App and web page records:
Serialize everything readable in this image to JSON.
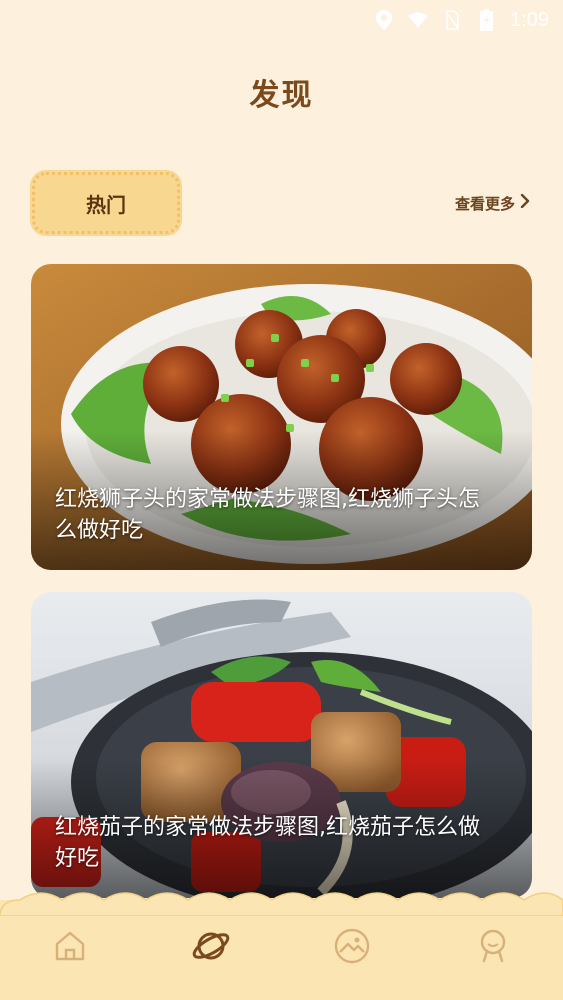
{
  "status_bar": {
    "time": "1:09",
    "icons": [
      "location-icon",
      "wifi-icon",
      "no-sim-icon",
      "battery-icon"
    ]
  },
  "page": {
    "title": "发现"
  },
  "section": {
    "tag_label": "热门",
    "see_more_label": "查看更多",
    "see_more_icon": "chevron-right-icon"
  },
  "cards": [
    {
      "caption": "红烧狮子头的家常做法步骤图,红烧狮子头怎么做好吃",
      "image": "braised-meatballs-photo"
    },
    {
      "caption": "红烧茄子的家常做法步骤图,红烧茄子怎么做好吃",
      "image": "braised-eggplant-photo"
    }
  ],
  "tabbar": {
    "tabs": [
      {
        "name": "home",
        "icon": "home-icon",
        "active": false
      },
      {
        "name": "discover",
        "icon": "planet-icon",
        "active": true
      },
      {
        "name": "gallery",
        "icon": "image-icon",
        "active": false
      },
      {
        "name": "profile",
        "icon": "person-icon",
        "active": false
      }
    ]
  },
  "colors": {
    "background": "#fdf0dc",
    "accent": "#f8d890",
    "text_brown": "#6b4420",
    "tabbar": "#fbe5b2"
  }
}
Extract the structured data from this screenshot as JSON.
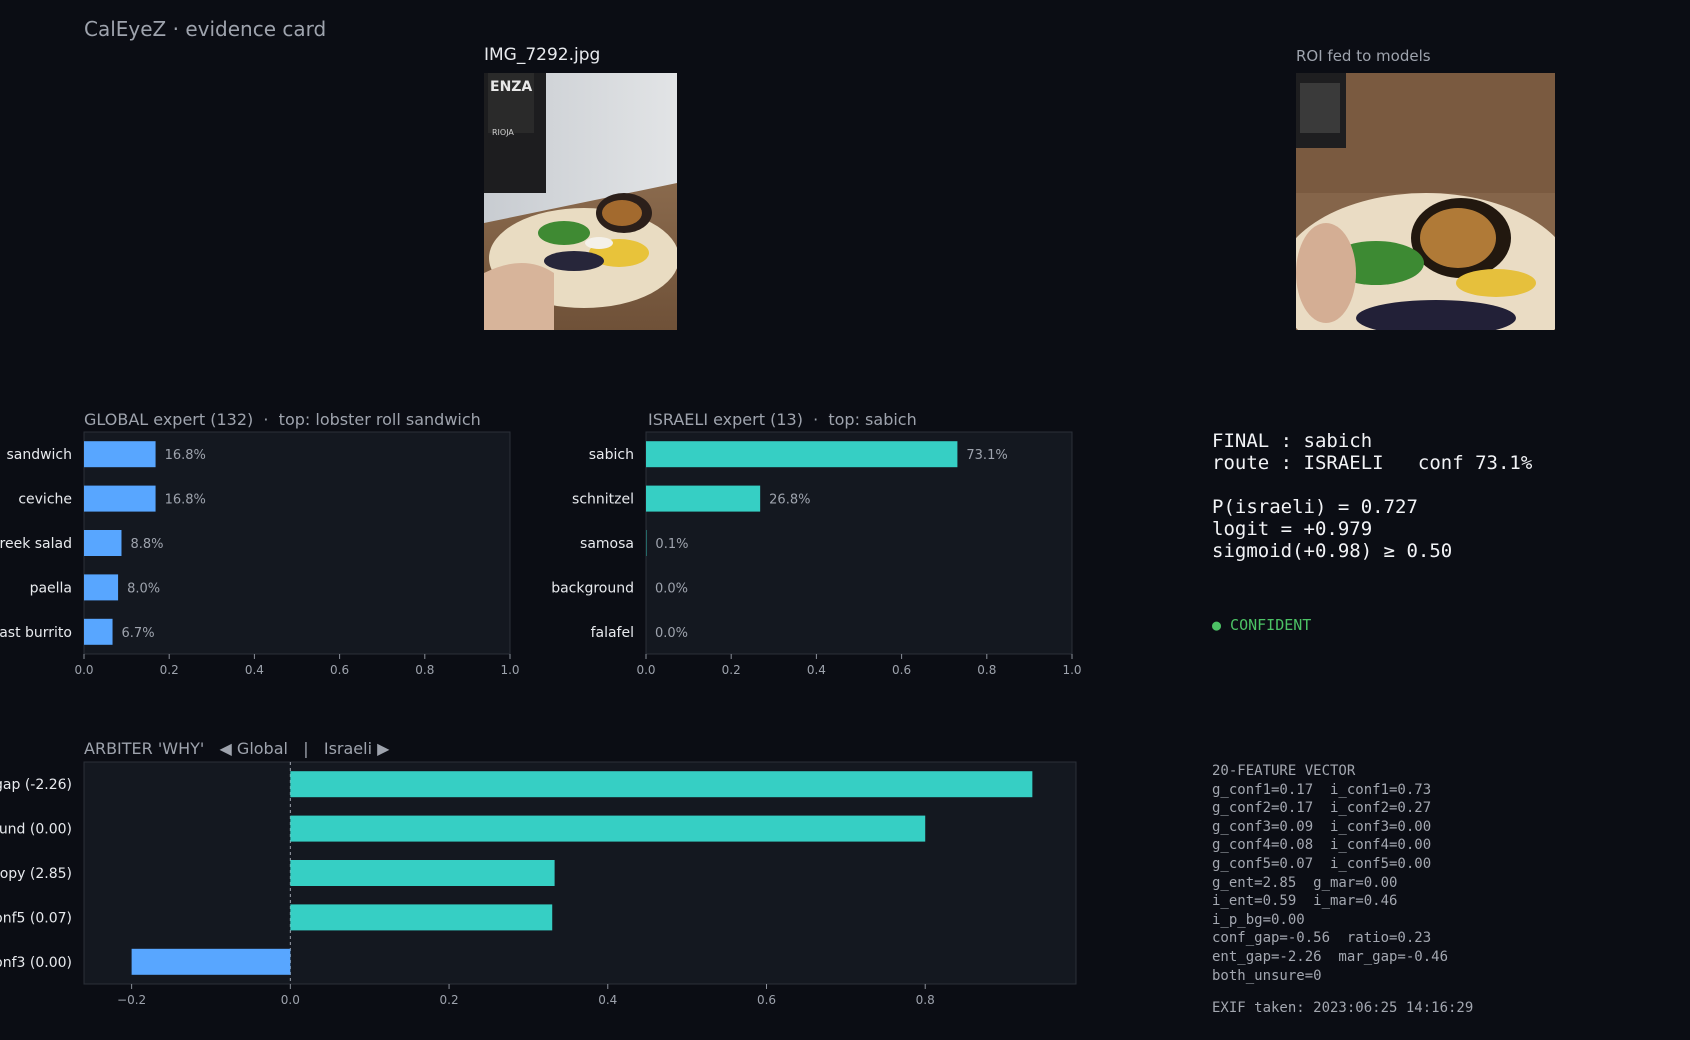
{
  "header": {
    "title": "CalEyeZ · evidence card",
    "filename": "IMG_7292.jpg",
    "roi_label": "ROI fed to models"
  },
  "global_title": "GLOBAL expert (132)  ·  top: lobster roll sandwich",
  "israeli_title": "ISRAELI expert (13)  ·  top: sabich",
  "arbiter_title": "ARBITER 'WHY'   ◀ Global   |   Israeli ▶",
  "colors": {
    "global": "#58a6ff",
    "israeli": "#36cfc4",
    "panel": "#141820",
    "confident": "#4cc265"
  },
  "chart_data": [
    {
      "type": "bar",
      "orientation": "horizontal",
      "categories": [
        "lobster roll sandwich",
        "ceviche",
        "greek salad",
        "paella",
        "breakfast burrito"
      ],
      "visible_labels": [
        "sandwich",
        "ceviche",
        "reek salad",
        "paella",
        "ast burrito"
      ],
      "values": [
        0.168,
        0.168,
        0.088,
        0.08,
        0.067
      ],
      "value_labels": [
        "16.8%",
        "16.8%",
        "8.8%",
        "8.0%",
        "6.7%"
      ],
      "xlim": [
        0,
        1.0
      ],
      "xticks": [
        "0.0",
        "0.2",
        "0.4",
        "0.6",
        "0.8",
        "1.0"
      ]
    },
    {
      "type": "bar",
      "orientation": "horizontal",
      "categories": [
        "sabich",
        "schnitzel",
        "samosa",
        "background",
        "falafel"
      ],
      "visible_labels": [
        "sabich",
        "schnitzel",
        "samosa",
        "background",
        "falafel"
      ],
      "values": [
        0.731,
        0.268,
        0.001,
        0.0,
        0.0
      ],
      "value_labels": [
        "73.1%",
        "26.8%",
        "0.1%",
        "0.0%",
        "0.0%"
      ],
      "xlim": [
        0,
        1.0
      ],
      "xticks": [
        "0.0",
        "0.2",
        "0.4",
        "0.6",
        "0.8",
        "1.0"
      ]
    },
    {
      "type": "bar",
      "orientation": "horizontal",
      "visible_labels": [
        "gap (-2.26)",
        "und (0.00)",
        "ropy (2.85)",
        "onf5 (0.07)",
        "onf3 (0.00)"
      ],
      "values": [
        0.935,
        0.8,
        0.333,
        0.33,
        -0.2
      ],
      "xlim": [
        -0.26,
        0.99
      ],
      "xticks": [
        "−0.2",
        "0.0",
        "0.2",
        "0.4",
        "0.6",
        "0.8"
      ],
      "xtick_values": [
        -0.2,
        0.0,
        0.2,
        0.4,
        0.6,
        0.8
      ]
    }
  ],
  "final": {
    "text": "FINAL : sabich\nroute : ISRAELI   conf 73.1%\n\nP(israeli) = 0.727\nlogit = +0.979\nsigmoid(+0.98) ≥ 0.50",
    "confident": "● CONFIDENT"
  },
  "features": {
    "text": "20-FEATURE VECTOR\ng_conf1=0.17  i_conf1=0.73\ng_conf2=0.17  i_conf2=0.27\ng_conf3=0.09  i_conf3=0.00\ng_conf4=0.08  i_conf4=0.00\ng_conf5=0.07  i_conf5=0.00\ng_ent=2.85  g_mar=0.00\ni_ent=0.59  i_mar=0.46\ni_p_bg=0.00\nconf_gap=-0.56  ratio=0.23\nent_gap=-2.26  mar_gap=-0.46\nboth_unsure=0",
    "exif": "EXIF taken: 2023:06:25 14:16:29"
  }
}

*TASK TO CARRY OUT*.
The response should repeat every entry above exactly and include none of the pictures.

*SOLUTION TO THE PROBLEM*.
Serialize everything readable in this image to JSON.
{
  "status_bar": {
    "time": "1:09",
    "icons": [
      "location-icon",
      "wifi-icon",
      "no-sim-icon",
      "battery-icon"
    ]
  },
  "page": {
    "title": "发现"
  },
  "section": {
    "tag_label": "热门",
    "see_more_label": "查看更多",
    "see_more_icon": "chevron-right-icon"
  },
  "cards": [
    {
      "caption": "红烧狮子头的家常做法步骤图,红烧狮子头怎么做好吃",
      "image": "braised-meatballs-photo"
    },
    {
      "caption": "红烧茄子的家常做法步骤图,红烧茄子怎么做好吃",
      "image": "braised-eggplant-photo"
    }
  ],
  "tabbar": {
    "tabs": [
      {
        "name": "home",
        "icon": "home-icon",
        "active": false
      },
      {
        "name": "discover",
        "icon": "planet-icon",
        "active": true
      },
      {
        "name": "gallery",
        "icon": "image-icon",
        "active": false
      },
      {
        "name": "profile",
        "icon": "person-icon",
        "active": false
      }
    ]
  },
  "colors": {
    "background": "#fdf0dc",
    "accent": "#f8d890",
    "text_brown": "#6b4420",
    "tabbar": "#fbe5b2"
  }
}
Extract the structured data from this screenshot as JSON.
{
  "header": {
    "title": "CalEyeZ · evidence card",
    "filename": "IMG_7292.jpg",
    "roi_label": "ROI fed to models"
  },
  "global_title": "GLOBAL expert (132)  ·  top: lobster roll sandwich",
  "israeli_title": "ISRAELI expert (13)  ·  top: sabich",
  "arbiter_title": "ARBITER 'WHY'   ◀ Global   |   Israeli ▶",
  "colors": {
    "global": "#58a6ff",
    "israeli": "#36cfc4",
    "panel": "#141820",
    "confident": "#4cc265"
  },
  "chart_data": [
    {
      "type": "bar",
      "orientation": "horizontal",
      "categories": [
        "lobster roll sandwich",
        "ceviche",
        "greek salad",
        "paella",
        "breakfast burrito"
      ],
      "visible_labels": [
        "sandwich",
        "ceviche",
        "reek salad",
        "paella",
        "ast burrito"
      ],
      "values": [
        0.168,
        0.168,
        0.088,
        0.08,
        0.067
      ],
      "value_labels": [
        "16.8%",
        "16.8%",
        "8.8%",
        "8.0%",
        "6.7%"
      ],
      "xlim": [
        0,
        1.0
      ],
      "xticks": [
        "0.0",
        "0.2",
        "0.4",
        "0.6",
        "0.8",
        "1.0"
      ]
    },
    {
      "type": "bar",
      "orientation": "horizontal",
      "categories": [
        "sabich",
        "schnitzel",
        "samosa",
        "background",
        "falafel"
      ],
      "visible_labels": [
        "sabich",
        "schnitzel",
        "samosa",
        "background",
        "falafel"
      ],
      "values": [
        0.731,
        0.268,
        0.001,
        0.0,
        0.0
      ],
      "value_labels": [
        "73.1%",
        "26.8%",
        "0.1%",
        "0.0%",
        "0.0%"
      ],
      "xlim": [
        0,
        1.0
      ],
      "xticks": [
        "0.0",
        "0.2",
        "0.4",
        "0.6",
        "0.8",
        "1.0"
      ]
    },
    {
      "type": "bar",
      "orientation": "horizontal",
      "visible_labels": [
        "gap (-2.26)",
        "und (0.00)",
        "ropy (2.85)",
        "onf5 (0.07)",
        "onf3 (0.00)"
      ],
      "values": [
        0.935,
        0.8,
        0.333,
        0.33,
        -0.2
      ],
      "xlim": [
        -0.26,
        0.99
      ],
      "xticks": [
        "−0.2",
        "0.0",
        "0.2",
        "0.4",
        "0.6",
        "0.8"
      ],
      "xtick_values": [
        -0.2,
        0.0,
        0.2,
        0.4,
        0.6,
        0.8
      ]
    }
  ],
  "final": {
    "text": "FINAL : sabich\nroute : ISRAELI   conf 73.1%\n\nP(israeli) = 0.727\nlogit = +0.979\nsigmoid(+0.98) ≥ 0.50",
    "confident": "● CONFIDENT"
  },
  "features": {
    "text": "20-FEATURE VECTOR\ng_conf1=0.17  i_conf1=0.73\ng_conf2=0.17  i_conf2=0.27\ng_conf3=0.09  i_conf3=0.00\ng_conf4=0.08  i_conf4=0.00\ng_conf5=0.07  i_conf5=0.00\ng_ent=2.85  g_mar=0.00\ni_ent=0.59  i_mar=0.46\ni_p_bg=0.00\nconf_gap=-0.56  ratio=0.23\nent_gap=-2.26  mar_gap=-0.46\nboth_unsure=0",
    "exif": "EXIF taken: 2023:06:25 14:16:29"
  }
}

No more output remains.